|Submitted by Kseniya Shabanova |
(Feb 15, 2004)
Oh, weirdness incarnate! I *love* this woman! Sheesh... and I thought Wraeththu was an experience!
Calenture is like nothing else and like a whole lot of things: an exotic dream, a drugged-up trip, a philosopher's dissertation in the key of "I think, therefore I am," a rabbit hole complete with its Alice, times three. It's existential, it's entertaining, it's just plain odd. Wonderful. And it has the greatest conclusion I've ever read. It's both absolutely predictable and absolutely unexpected and entirely satisfying. It brings everything into focus like the snap of Storm's magical fingers.

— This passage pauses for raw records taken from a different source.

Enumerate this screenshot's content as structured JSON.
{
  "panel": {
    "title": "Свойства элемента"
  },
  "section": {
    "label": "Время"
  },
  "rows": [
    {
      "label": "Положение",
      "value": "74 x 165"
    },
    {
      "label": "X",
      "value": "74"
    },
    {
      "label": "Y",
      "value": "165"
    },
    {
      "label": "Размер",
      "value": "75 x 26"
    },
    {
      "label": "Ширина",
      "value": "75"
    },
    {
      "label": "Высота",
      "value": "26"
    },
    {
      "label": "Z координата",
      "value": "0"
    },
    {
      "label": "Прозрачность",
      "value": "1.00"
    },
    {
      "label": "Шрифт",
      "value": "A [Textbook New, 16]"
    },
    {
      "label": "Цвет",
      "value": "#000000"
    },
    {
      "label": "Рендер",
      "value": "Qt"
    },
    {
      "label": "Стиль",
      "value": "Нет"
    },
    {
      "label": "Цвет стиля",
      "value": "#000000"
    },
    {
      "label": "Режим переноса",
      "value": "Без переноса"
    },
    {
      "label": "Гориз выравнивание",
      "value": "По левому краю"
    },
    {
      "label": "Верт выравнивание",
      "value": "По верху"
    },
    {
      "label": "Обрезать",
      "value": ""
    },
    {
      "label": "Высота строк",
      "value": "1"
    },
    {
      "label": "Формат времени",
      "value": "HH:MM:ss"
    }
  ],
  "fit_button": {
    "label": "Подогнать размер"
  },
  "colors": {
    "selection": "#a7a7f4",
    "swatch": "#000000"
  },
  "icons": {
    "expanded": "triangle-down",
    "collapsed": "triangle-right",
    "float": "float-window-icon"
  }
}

The plot... Well, there's a man named Casmeer, who lives in a city in the mountains, far from any other settlements, if such exist. It's sort of an island of civilization. The civilization has a little problem: every person in the city has crystallized - turned into crystal statues. All except Casmeer, who's been living all alone for over four hundred years, protecting what remains of the others from being dismembered by bird-monkeys that like shiny things.
Casmeer's been writing a history of the city and its people. He has been entertaining himself in this fashion, but he is starting to feel the weight of the years and wants to try something new. He starts writing a fiction, trying to guess at what life is like elsewhere.
There is a flatland surrounded by the mountains. The flatlands are inhabited by floating, crawling, flying cities. Each city is its own world, dramatically weird. Casmeer invents two characters, Ays and Finnigin, and sends them on rather pointless journeys to find mysterious somethings. A mysterious stranger follows them and helps them along - or not. The stranger is Casmeer's fictional representation of himself, but then so are Ays and Finnigin.
The story alternates between Casmeer's diary and the fictional stories of Ays and Finnigin. The lines between reality and creativity blur. A collection of the most ridiculously random events accumulates with no point in sight and the more you read, the more you see some weird sort of sense in it all. You know, for a fact, that it's all going somewhere. It's like the proverbial big picture floating just beyond your range of vision. Then - BOOM! A conclusion that brings things together in the most mind-boggling way. It's amazing!
This book is a journey and an experience and I cannot recommend it enough to anyone. It would be cruel to deprive yourself of this. It's too unique.